Universal condemnation of the Helms-Burton has been repeatedly expressed in the United Nations General Assembly, with the votes of 189 nations during the last session, opposed only by the U.S. and Israel.

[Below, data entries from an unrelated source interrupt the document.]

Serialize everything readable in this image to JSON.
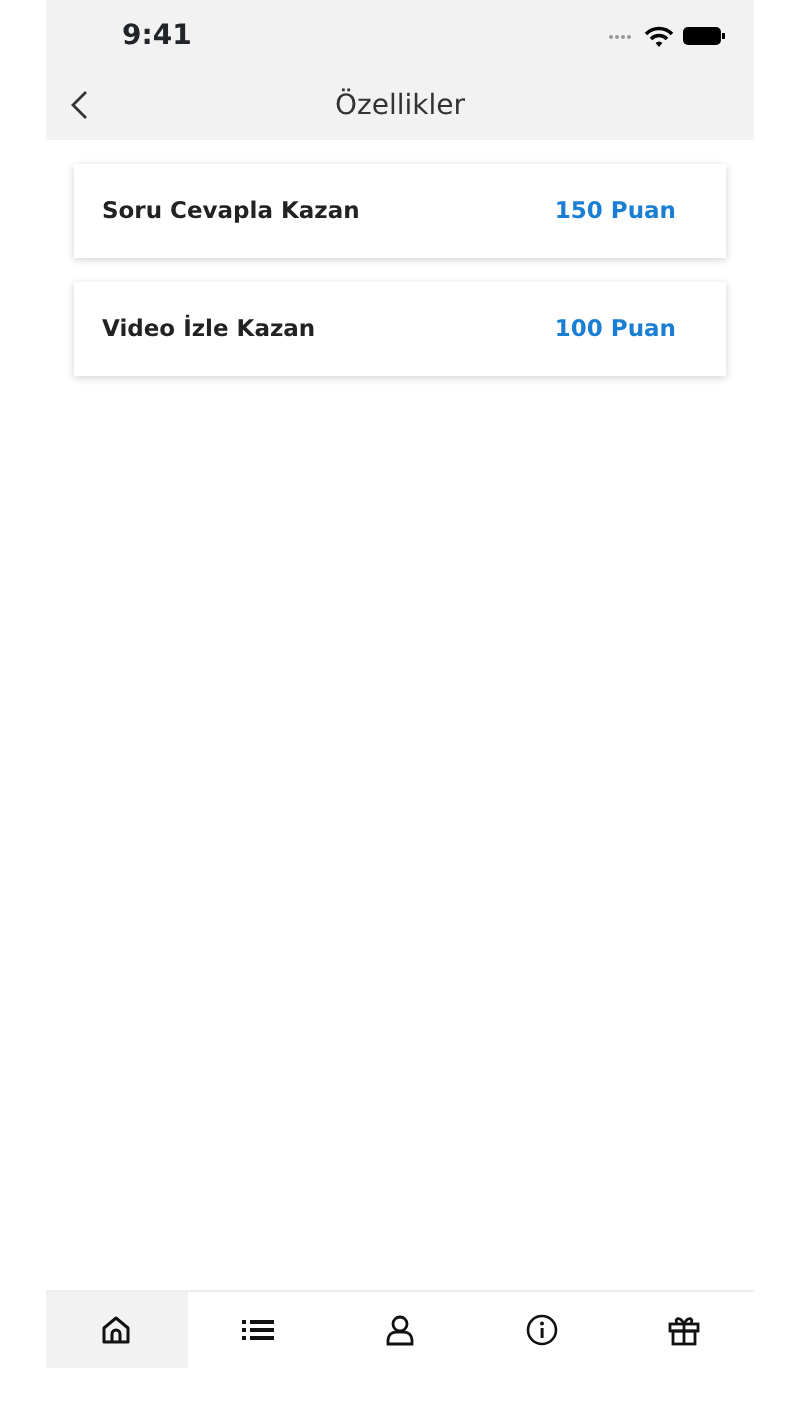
{
  "status_bar": {
    "time": "9:41"
  },
  "nav": {
    "title": "Özellikler"
  },
  "items": [
    {
      "title": "Soru Cevapla Kazan",
      "points": "150 Puan"
    },
    {
      "title": "Video İzle Kazan",
      "points": "100 Puan"
    }
  ],
  "tabs": [
    {
      "kind": "home",
      "selected": true
    },
    {
      "kind": "list",
      "selected": false
    },
    {
      "kind": "user",
      "selected": false
    },
    {
      "kind": "info",
      "selected": false
    },
    {
      "kind": "gift",
      "selected": false
    }
  ]
}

Moreover, on May 3, 1996, the European Union submitted a request for consultation to the World Trade Organization (WTO) and subsequently, on October 3 of the same year, the EU Council of Foreign Ministers filed an appeal with the WTO challenging the Helms-Burton Act. On November 20, the Dispute Settlement Body, in accordance with its rules, agreed to create a panel to issue an opinion within a period of six months. Shortly after the law’s first anniversary, a compromise between the European Union and the U.S. was announced, to end the controversy just prior to WTO action. On April 11, 1997, some 13 months after the law was adopted, the European Union announced an agreement “of principle” with the U.S. that would lead to the tabling of the proposed process on April 25. This is largely due to the repeated suspension of Title III, the most extraterritorial feature of this misnamed law.Reactions like this may be repeated, and the adoption of antidote laws may resume. Independent states are not disposed to having their sovereignty arrogantly violated by a foreign state.And what about the avalanche of claims that can be expected? Some estimate 200,000, others 400,000. This would lead to protracted proceedings before the courts, causing long delays and significant expenses for the plaintiffs, with dubious prospects for success.Transferring these purported claims to individuals, so they can appeal to the courts, removes them from the diplomatic arena and possible government negotiations, despite the fact that Washington itself has included the issue of compensation for nationalizations on the bilateral agenda announced following the reestablishment of diplomatic relations.But the boomerang could also affect their own citizens, impacting U.S. businesses which have commercial relations with Cuba, along with tourists interested in seeing the country, in violation of their constitutional right to travel.Activating Title III, in addition to these risks and problems, constitutes an open mockery of the international community's rejection of the blockade, and international law.Cuba, for its part, as the Foreign Ministry recently recalled, adopted Law No. 80, Reaffirmation of Cuban Dignity and Sovereignty, on December 24, 1996, declaring the Helms-Burton Act unlawful, unenforceable, and without legal effect.